• _What to do_
Reduce the material below to its lines containing "profile".
----------------
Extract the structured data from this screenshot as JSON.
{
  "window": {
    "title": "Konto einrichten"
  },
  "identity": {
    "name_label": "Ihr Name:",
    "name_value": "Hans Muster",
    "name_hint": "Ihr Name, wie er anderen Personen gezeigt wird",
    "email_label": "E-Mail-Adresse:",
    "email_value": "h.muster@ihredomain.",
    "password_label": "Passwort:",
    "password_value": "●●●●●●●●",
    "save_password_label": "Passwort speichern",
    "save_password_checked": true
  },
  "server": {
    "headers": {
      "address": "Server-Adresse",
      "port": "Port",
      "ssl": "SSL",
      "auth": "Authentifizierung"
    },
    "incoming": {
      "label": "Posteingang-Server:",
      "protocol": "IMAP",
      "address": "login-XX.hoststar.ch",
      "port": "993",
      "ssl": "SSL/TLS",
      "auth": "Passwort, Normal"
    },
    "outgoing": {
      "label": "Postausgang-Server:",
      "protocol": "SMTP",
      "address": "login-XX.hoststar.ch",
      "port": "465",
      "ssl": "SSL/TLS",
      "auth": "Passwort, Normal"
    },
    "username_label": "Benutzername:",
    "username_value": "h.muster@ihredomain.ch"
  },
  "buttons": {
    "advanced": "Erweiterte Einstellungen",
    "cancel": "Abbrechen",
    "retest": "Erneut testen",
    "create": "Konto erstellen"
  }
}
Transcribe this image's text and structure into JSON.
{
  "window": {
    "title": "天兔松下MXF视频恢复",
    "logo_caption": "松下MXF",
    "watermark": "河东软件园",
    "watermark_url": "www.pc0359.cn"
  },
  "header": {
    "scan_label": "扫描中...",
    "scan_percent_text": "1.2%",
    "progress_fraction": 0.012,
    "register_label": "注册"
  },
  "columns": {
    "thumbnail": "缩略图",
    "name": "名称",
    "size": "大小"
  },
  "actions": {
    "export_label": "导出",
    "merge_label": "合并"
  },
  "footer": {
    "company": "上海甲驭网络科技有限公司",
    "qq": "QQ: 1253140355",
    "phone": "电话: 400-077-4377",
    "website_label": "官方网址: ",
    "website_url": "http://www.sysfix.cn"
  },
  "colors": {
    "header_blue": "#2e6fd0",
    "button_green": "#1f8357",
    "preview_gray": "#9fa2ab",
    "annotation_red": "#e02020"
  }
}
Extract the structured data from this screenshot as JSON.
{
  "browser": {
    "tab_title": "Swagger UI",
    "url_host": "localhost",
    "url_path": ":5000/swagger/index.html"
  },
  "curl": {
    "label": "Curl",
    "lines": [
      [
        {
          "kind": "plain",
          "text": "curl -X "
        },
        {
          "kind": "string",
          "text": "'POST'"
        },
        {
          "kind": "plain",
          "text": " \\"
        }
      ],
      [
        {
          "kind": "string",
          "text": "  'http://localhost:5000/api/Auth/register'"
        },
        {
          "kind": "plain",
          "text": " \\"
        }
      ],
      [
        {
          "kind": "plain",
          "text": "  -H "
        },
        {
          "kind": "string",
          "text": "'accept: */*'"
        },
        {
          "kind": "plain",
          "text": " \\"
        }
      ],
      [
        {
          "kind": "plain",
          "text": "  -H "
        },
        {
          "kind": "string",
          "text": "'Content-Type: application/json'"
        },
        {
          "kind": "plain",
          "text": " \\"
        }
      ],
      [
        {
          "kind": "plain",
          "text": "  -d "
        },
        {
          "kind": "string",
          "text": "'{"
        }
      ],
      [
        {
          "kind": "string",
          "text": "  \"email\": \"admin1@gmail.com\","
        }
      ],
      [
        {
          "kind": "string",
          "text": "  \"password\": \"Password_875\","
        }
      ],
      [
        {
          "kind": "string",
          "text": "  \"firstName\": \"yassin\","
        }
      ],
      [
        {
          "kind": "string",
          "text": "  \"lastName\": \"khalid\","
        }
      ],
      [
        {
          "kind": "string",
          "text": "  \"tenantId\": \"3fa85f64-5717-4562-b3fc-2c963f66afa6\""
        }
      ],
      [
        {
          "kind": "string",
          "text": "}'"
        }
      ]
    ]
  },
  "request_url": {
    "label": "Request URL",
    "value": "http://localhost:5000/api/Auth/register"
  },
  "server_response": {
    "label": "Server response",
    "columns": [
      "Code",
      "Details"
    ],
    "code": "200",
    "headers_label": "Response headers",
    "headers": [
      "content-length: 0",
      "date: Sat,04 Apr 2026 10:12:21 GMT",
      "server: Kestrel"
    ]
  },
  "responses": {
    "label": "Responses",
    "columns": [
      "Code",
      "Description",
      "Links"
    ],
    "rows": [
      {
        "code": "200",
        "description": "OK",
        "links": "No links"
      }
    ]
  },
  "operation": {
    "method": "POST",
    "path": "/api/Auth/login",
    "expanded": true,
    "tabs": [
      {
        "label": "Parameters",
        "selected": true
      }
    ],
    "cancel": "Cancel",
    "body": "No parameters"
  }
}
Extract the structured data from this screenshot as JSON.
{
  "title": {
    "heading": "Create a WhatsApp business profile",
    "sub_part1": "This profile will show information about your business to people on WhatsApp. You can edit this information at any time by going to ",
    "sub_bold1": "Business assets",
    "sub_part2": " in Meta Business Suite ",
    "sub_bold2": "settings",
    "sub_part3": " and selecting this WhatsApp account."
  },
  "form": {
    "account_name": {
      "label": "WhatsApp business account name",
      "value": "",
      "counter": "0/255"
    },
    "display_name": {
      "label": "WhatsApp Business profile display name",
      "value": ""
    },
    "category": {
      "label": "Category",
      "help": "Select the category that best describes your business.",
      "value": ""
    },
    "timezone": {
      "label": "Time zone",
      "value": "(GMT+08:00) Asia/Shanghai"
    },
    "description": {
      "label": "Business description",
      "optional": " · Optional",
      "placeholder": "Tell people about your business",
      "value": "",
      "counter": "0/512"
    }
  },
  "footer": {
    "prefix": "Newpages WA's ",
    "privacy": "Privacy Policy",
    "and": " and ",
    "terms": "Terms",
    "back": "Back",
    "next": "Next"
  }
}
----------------
• _Task answer_
    "heading": "Create a WhatsApp business profile",
    "sub_part1": "This profile will show information about your business to people on WhatsApp. You can edit this information at any time by going to ",
      "label": "WhatsApp Business profile display name",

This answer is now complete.